search.noResults

search.searching

dataCollection.invalidEmail
note.createNoteMessage

search.noResults

search.searching

orderForm.title

orderForm.productCode
orderForm.description
orderForm.quantity
orderForm.itemPrice
orderForm.price
orderForm.totalPrice
orderForm.deliveryDetails.billingAddress
orderForm.deliveryDetails.deliveryAddress
orderForm.noItems
out the terrain below and around me. I flew for about five minutes when the Miramar controller radioed, “He says he sees your red anti-collision light Life Flight One. Can you guide him out?”


Because he was flying a military aircraft we didn’t have a common radio frequency to talk to one another so we had to relay through Miramar tower: “Tell him to follow me. I’ll show him the way home.”


“Roger.”


I led the much larger H-61 helicopter out of the mountains, his good engine delivering only enough power to keep him from flying into the ground, mainly because the terrain was falling away as we flew west, so he managed to avoid flying into the ground. Over my radio, I


heard, “He sends you his thanks, Life Flight One and says he doesn’t know how he would have made it out without your help.”


“My pleasure, Miramar. We’re flying back to the hospital now.”


That story is a good example of a twin- engine helicopter,


in this case unable


to meet either Performance Class 1 or Performance Class 2 during the enroute phase of flight.


My personal view is that no matter what their capability, Performance Class 1, 2 or 3, I much prefer the peace of mind flying a helicopter with two engines rather than just one because, as in the Marine crew’s case: You never know when you’ll need that second engine.


Randy Mains is an author, public speaker, and an AMRM con- sultant who works in the he- licopter industry after a long career of aviation adventure. He currently serves


as chief


CRM/AMRM instructor for Oregon Aero.


He may be contacted at: info@randymains.com

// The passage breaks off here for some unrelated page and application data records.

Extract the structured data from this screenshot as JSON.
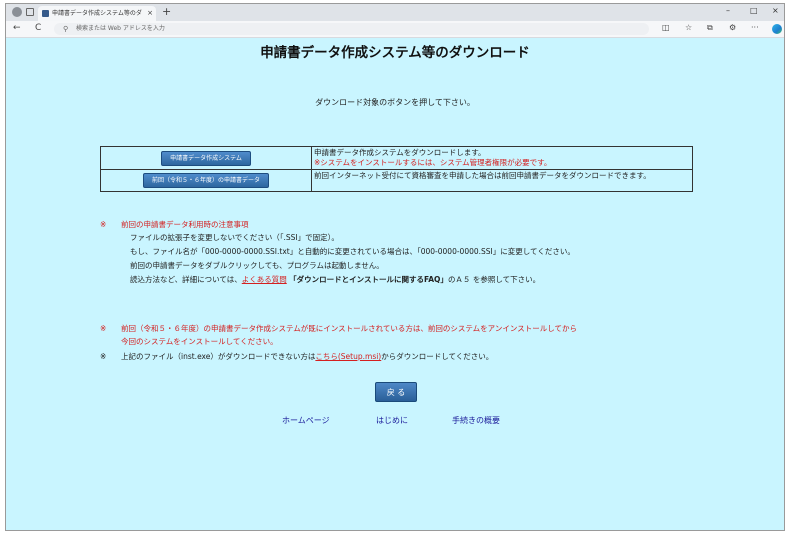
{
  "browser": {
    "tab_title": "申請書データ作成システム等のダウンロード",
    "tab_close": "×",
    "new_tab": "+",
    "address_placeholder": "検索または Web アドレスを入力",
    "nav_back": "←",
    "nav_refresh": "C",
    "min": "–",
    "max": "□",
    "close": "×"
  },
  "page": {
    "title": "申請書データ作成システム等のダウンロード",
    "instruction": "ダウンロード対象のボタンを押して下さい。",
    "downloads": [
      {
        "button": "申請書データ作成システム",
        "desc": "申請書データ作成システムをダウンロードします。",
        "note": "※システムをインストールするには、システム管理者権限が必要です。"
      },
      {
        "button": "前回（令和５・６年度）の申請書データ",
        "desc": "前回インターネット受付にて資格審査を申請した場合は前回申請書データをダウンロードできます。"
      }
    ],
    "notes1": {
      "mark": "※",
      "heading": "前回の申請書データ利用時の注意事項",
      "line1": "ファイルの拡張子を変更しないでください（「.SSI」で固定）。",
      "line2": "もし、ファイル名が「000-0000-0000.SSI.txt」と自動的に変更されている場合は、「000-0000-0000.SSI」に変更してください。",
      "line3": "前回の申請書データをダブルクリックしても、プログラムは起動しません。",
      "line4_pre": "読込方法など、詳細については、",
      "line4_link": "よくある質問",
      "line4_bold": "「ダウンロードとインストールに関するFAQ」",
      "line4_post": "のＡ５ を参照して下さい。"
    },
    "notes2": {
      "mark": "※",
      "line1": "前回（令和５・６年度）の申請書データ作成システムが既にインストールされている方は、前回のシステムをアンインストールしてから",
      "line2": "今回のシステムをインストールしてください。"
    },
    "notes3": {
      "mark": "※",
      "pre": "上記のファイル（inst.exe）がダウンロードできない方は",
      "link": "こちら(Setup.msi)",
      "post": "からダウンロードしてください。"
    },
    "back_button": "戻 る",
    "footer_links": [
      "ホームページ",
      "はじめに",
      "手続きの概要"
    ]
  },
  "colors": {
    "background": "#c9f5ff",
    "button": "#2d679f",
    "warning": "#d42020",
    "link": "#1a1a9a"
  }
}
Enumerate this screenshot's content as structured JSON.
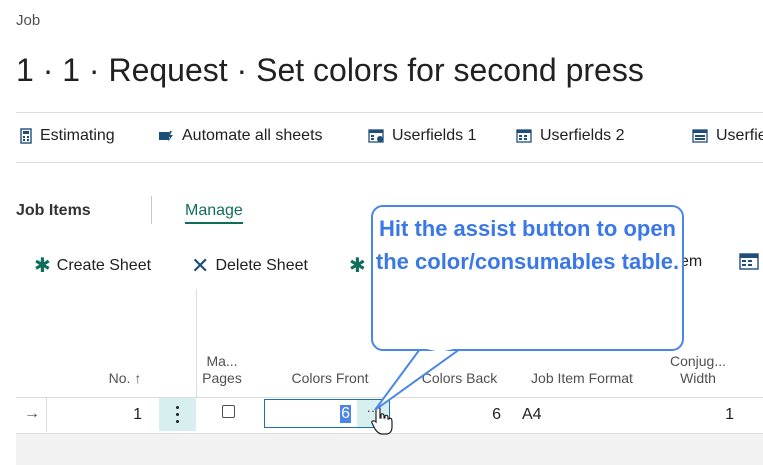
{
  "breadcrumb": "Job",
  "page_title": "1 · 1 · Request · Set colors for second press",
  "toolbar": {
    "items": [
      {
        "label": "Estimating",
        "icon": "calculator-icon"
      },
      {
        "label": "Automate all sheets",
        "icon": "automate-icon"
      },
      {
        "label": "Userfields 1",
        "icon": "userfields-icon"
      },
      {
        "label": "Userfields 2",
        "icon": "userfields-icon"
      },
      {
        "label": "Userfields",
        "icon": "userfields-icon"
      }
    ]
  },
  "job_items": {
    "title": "Job Items",
    "manage_tab": "Manage",
    "actions": [
      {
        "label": "Create Sheet",
        "icon": "create-icon"
      },
      {
        "label": "Delete Sheet",
        "icon": "delete-icon"
      },
      {
        "label": "",
        "icon": "create-icon"
      },
      {
        "label": "em",
        "icon": ""
      },
      {
        "label": "",
        "icon": "table-icon"
      }
    ]
  },
  "columns": {
    "no": "No.",
    "sort_indicator": "↑",
    "ma_pages_1": "Ma...",
    "ma_pages_2": "Pages",
    "colors_front": "Colors Front",
    "colors_back": "Colors Back",
    "job_item_format": "Job Item Format",
    "conjug_1": "Conjug...",
    "conjug_2": "Width"
  },
  "row": {
    "arrow": "→",
    "no": "1",
    "colors_front": "6",
    "colors_back": "6",
    "job_item_format": "A4",
    "conjug_width": "1"
  },
  "callout_text": "Hit the assist button to open the color/consumables table.",
  "colors": {
    "accent": "#0f6e5a",
    "callout": "#4a86e8",
    "selection": "#d8efef"
  }
}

rotorcraftpro.com


9


Page 1  |  Page 2  |  Page 3  |  Page 4  |  Page 5  |  Page 6  |  Page 7  |  Page 8  |  Page 9  |  Page 10  |  Page 11  |  Page 12  |  Page 13  |  Page 14  |  Page 15  |  Page 16  |  Page 17  |  Page 18  |  Page 19  |  Page 20  |  Page 21  |  Page 22  |  Page 23  |  Page 24  |  Page 25  |  Page 26  |  Page 27  |  Page 28  |  Page 29  |  Page 30  |  Page 31  |  Page 32  |  Page 33  |  Page 34  |  Page 35  |  Page 36  |  Page 37  |  Page 38  |  Page 39  |  Page 40  |  Page 41  |  Page 42  |  Page 43  |  Page 44  |  Page 45  |  Page 46  |  Page 47  |  Page 48  |  Page 49  |  Page 50  |  Page 51  |  Page 52  |  Page 53  |  Page 54  |  Page 55  |  Page 56  |  Page 57  |  Page 58  |  Page 59  |  Page 60  |  Page 61  |  Page 62  |  Page 63  |  Page 64  |  Page 65  |  Page 66  |  Page 67  |  Page 68  |  Page 69  |  Page 70  |  Page 71  |  Page 72  |  Page 73  |  Page 74  |  Page 75  |  Page 76  |  Page 77  |  Page 78  |  Page 79  |  Page 80  |  Page 81  |  Page 82  |  Page 83  |  Page 84  |  Page 85  |  Page 86